Red lights distract

Recently Boris decided that it might be an idea to investigate whether cyclists should be allowed to (conditionally) turn left through red lights.

While it certainly is not the answer, it’s not really even part of the question.

There are innumerable reasons why cycling is dangerous, but the fundamental one is that cyclists are not considered first class citizens when the road system is being planned, amended, dug up, redesigned or rephased.

My commute is around 7 miles each way. On my morning route in the other morning, just for fun, I counted the number of sets of traffic lights that I had to cycle over. 32. Thirty-two. That’s more than one every quarter mile. There are just four zebra crossings.

I divided the lights into 3 categories: those which were fair enough, e.g. major junctions etc. (12), those that were pure pedestrian crossings that could be easily replaced with zebra crossings (12) and those which I couldn’t quickly decide on (8). It’s these pedestrian request lights that are the most irksome – people pressing the button, then walking across on green, only for the lights to kick in anyway. How about a cancel request button?

It’s no wonder that cyclists run red lights (I don’t, but I’m in a minority) when so many of them are blatantly surplus to requirement. Surely zebra crossings must be cheaper to install, cheaper to maintain, greener (given the average wait times) and less likely to provoke irritation at others’ behaviour? After all, I’m convinced more car drivers would run reds if they could – but they’re constrained by the guy in front.

So rather than the red herring of turning left (which could be often useful, but more often than not, not) – let’s have TfL justify every set of lights with a pedestrian request phase and ponder if that crossing could be better served by a zebra crossing.
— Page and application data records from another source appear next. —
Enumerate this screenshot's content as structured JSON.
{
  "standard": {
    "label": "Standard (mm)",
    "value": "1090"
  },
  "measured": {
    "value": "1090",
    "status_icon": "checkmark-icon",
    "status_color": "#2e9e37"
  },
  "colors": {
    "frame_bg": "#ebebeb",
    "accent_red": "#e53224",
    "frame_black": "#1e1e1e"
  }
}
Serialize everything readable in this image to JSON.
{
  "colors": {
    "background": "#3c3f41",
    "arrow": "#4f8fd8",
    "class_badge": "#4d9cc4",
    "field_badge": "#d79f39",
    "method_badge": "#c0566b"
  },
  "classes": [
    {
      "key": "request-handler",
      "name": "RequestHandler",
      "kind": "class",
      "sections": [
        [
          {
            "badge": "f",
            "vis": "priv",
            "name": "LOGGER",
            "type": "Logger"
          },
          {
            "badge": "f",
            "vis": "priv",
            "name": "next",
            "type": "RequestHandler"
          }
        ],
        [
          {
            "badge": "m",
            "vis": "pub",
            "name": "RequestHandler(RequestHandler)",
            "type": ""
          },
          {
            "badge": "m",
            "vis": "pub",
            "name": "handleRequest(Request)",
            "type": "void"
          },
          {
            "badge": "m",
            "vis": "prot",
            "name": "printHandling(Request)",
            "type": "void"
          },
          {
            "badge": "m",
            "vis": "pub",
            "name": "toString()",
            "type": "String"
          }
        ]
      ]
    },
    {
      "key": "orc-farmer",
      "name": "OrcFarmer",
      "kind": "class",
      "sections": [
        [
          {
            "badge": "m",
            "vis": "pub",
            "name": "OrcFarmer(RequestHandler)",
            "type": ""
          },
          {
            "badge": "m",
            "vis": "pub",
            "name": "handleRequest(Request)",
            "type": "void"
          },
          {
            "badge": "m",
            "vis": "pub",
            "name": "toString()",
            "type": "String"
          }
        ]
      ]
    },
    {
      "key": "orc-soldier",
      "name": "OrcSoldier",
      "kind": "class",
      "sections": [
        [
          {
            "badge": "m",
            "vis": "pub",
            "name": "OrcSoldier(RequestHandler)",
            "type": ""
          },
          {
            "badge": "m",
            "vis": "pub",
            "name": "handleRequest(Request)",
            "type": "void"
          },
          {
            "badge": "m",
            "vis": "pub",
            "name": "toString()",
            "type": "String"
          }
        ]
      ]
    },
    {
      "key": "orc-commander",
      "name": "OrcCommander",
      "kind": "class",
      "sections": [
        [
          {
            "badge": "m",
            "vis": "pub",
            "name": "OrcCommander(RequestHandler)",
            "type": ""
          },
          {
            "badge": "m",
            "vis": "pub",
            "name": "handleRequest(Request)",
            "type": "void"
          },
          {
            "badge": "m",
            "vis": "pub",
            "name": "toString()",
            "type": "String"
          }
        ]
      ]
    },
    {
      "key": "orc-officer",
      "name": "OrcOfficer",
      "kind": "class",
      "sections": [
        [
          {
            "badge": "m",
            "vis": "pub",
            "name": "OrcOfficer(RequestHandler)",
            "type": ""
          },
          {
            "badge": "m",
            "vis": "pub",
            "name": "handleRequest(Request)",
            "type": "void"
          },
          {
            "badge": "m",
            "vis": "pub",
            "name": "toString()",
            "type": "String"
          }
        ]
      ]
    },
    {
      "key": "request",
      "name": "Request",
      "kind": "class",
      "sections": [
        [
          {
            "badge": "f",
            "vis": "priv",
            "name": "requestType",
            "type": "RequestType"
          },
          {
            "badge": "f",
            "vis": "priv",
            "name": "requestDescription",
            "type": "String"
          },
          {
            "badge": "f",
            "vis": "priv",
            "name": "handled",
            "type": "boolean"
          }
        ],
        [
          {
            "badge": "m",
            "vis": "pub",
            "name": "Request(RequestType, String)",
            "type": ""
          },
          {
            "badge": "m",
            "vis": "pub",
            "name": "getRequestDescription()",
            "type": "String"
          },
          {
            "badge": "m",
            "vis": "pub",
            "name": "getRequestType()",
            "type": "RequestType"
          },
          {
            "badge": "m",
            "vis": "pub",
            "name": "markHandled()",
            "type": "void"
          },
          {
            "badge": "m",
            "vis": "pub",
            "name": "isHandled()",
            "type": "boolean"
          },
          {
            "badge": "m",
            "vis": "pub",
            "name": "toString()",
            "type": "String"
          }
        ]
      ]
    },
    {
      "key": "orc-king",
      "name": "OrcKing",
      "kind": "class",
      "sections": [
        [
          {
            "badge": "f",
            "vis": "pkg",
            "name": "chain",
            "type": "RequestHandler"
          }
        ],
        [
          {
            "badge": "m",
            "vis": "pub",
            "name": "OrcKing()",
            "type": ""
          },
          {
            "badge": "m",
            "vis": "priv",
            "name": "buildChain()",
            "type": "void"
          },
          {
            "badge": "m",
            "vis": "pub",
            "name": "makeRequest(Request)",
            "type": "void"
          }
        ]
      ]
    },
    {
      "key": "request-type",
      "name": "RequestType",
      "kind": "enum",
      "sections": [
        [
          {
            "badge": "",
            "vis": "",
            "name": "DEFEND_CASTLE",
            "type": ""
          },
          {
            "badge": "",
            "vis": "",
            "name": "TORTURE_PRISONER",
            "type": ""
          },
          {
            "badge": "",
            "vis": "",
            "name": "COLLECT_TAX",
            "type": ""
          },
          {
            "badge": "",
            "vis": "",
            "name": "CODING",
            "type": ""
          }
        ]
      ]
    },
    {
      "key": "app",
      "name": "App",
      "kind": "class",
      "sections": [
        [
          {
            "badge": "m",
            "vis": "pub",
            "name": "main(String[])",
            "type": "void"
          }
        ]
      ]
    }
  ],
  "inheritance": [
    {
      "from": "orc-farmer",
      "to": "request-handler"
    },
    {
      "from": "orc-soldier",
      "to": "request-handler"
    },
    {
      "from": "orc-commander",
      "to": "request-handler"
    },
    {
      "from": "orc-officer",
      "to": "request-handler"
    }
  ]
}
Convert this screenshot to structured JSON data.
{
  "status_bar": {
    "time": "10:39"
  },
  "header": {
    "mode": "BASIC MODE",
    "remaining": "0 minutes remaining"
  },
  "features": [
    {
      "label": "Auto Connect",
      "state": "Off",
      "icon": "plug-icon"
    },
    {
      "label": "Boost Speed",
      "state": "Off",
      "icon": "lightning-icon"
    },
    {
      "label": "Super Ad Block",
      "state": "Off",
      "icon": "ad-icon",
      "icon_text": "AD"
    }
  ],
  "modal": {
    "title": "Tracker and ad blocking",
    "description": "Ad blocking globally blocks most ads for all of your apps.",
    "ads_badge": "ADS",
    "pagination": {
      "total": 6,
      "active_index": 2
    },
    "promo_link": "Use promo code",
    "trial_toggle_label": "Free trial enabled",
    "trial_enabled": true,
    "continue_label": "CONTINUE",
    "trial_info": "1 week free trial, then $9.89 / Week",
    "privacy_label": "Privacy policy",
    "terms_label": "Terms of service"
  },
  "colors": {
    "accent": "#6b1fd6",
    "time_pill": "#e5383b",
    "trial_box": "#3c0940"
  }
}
That would be a real win in the battle to wrestle control of our roads back from the car.

Update: Someone’s on my wavelength. Ealing is putting a bag over many after realising that the wisdom of crowds works well. Hoorah for them.


Banking Hypocrisy

No, not anything about the merchant banks and the mess they’re making of the world.

My phone rang over the weekend: a number I didn’t recognise. I answered it … nothing. A few minutes later the same number called again and an automated voice introduced themselves as being from my credit card company and, with a reasonable voice emulator, said my name. Apparently they were seeking verification that I’d been responsible for some recent transactions. I was asked to press 1.

Then I was asked to identify myself by tapping in my birthday. At which point I hung up.

I don’t have a problem with fraud prevention and the bank trying to recognise unusual usage patterns and asking me to verify them. Far from it, I’m more than happy to make sure my balance is no higher than I make it.

Banks – all banks – are on at us to keep our PINs secret, to not fall for phishing scams and to be careful with our discarded paperwork, yet here was my bank being blatantly dumb. My postman knows my name and has a reasonable guess as to a lot about my life. Every shop assistant or waiter who takes a plastic payment from me knows precisely what credit card I hold and a decent guess as to my name, quite possibly my address and other data too.

Yet when they ring me, I was asked to identify myself. They rang me. They can identify themselves first. Otherwise, no dice.

I searched for the area code and then searched for the credit card name and the town – and I got some hits. So it is possible that this was genuine. (Or maybe an enterprising call centre worker.)

Either way, they can ring me back. But unless they can prove their identity, I’m not going to talk to them or tell them anything.

Update: I did ring them back and, eventually, got through to a human who was friendly enough and we verified the transactions but, more importantly, I was removed from their automated call list. Any fraud questions they might have, they’re perfectly at liberty to contact me for verification, but I’ll ring them. I’ll go to their website, find their number and call them.

Email disclaimers

I own a number of domains. Recently one of these has started to receive a number of email messages to apparently genuinely real people who definitely don’t have an email address on that domain but who, for some reason, are receiving email. (My favourite theory is a badly configured mail server appending an incorrect domain to outgoing messages.)

Several of the messages I’ve received have had disclaimers appended to the end, you know the form,

This email is only intended for the recipient, if you are not the recipient, please douse your computer in moonshine and howl at the moon.

(Due credit to MetaFilter)

I have taken to responding in a slightly disdainful tone (haughty? moi?) that if the sender can’t be bothered to verify that they’re sending email to real addresses then I can’t be held to their grip on the law.

Google searches suggest I’m on reasonably solid ground:

Even though their effectiveness in court is doubtful, they may provide a useful argument in negotiations to resolve a dispute.

The central conceit here is that while I’m not the target for the email I’m being given something. I’m not picking it up in the street, looking over someone’s shoulder or poking my nose into someone else’s private space. This is my email account and someone is, mistakenly, putting something of theirs into my inbox. I refuse to accept conditions – if they can’t send it to addresses they have validated to be correct, why should I obey their wishes?

I’m interested in why I might have got this wrong. I’m also interested in the real reasons why other people have so little regard for their businesses that they could configure their systems to get it wrong.